But while listed investments are hammered by inflation woes and the threat of rising interest rates, Australia’s prudential regulator has also warned some superannuation funds to ensure valuations of unlisted assets reflect market conditions.
AustralianSuper, which was not necessarily targeted by APRA’s comments, said the new private equity strategy will allow it to invest in General Partner funds, co-invest alongside these general partner funds, and co-underwrite opportunities.
This partnership model has seen AustralianSuper pull off some big deals locally. Last June, the fund worked with private equity group BGH Capital to buy Navitas, an education firm, for $2.3 billion.
The superannuation fund began co-underwriting in 2018 and has deployed $3 billion alongside general partners in co-underwriting transactions and co-investments over the last 18 months and across 10 transactions globally.
The super fund’s plans to target the US come as private equity deals continue to drive global growth in private markets.
According to McKinsey & Co’s latest global private market review, assets under management ballooned to an all-time high of $US6.3 trillion, driven by asset appreciation.

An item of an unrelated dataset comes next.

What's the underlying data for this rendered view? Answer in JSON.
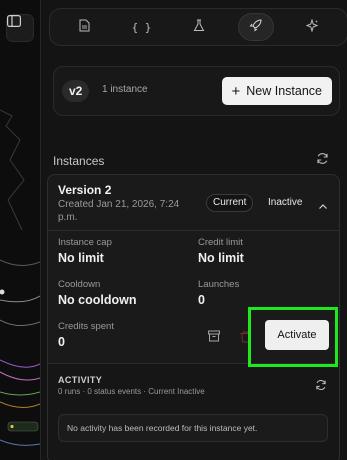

The consulting firm found that private equity, by nearly any measure, outperforms public market equivalents with net global returns of over 14 per cent.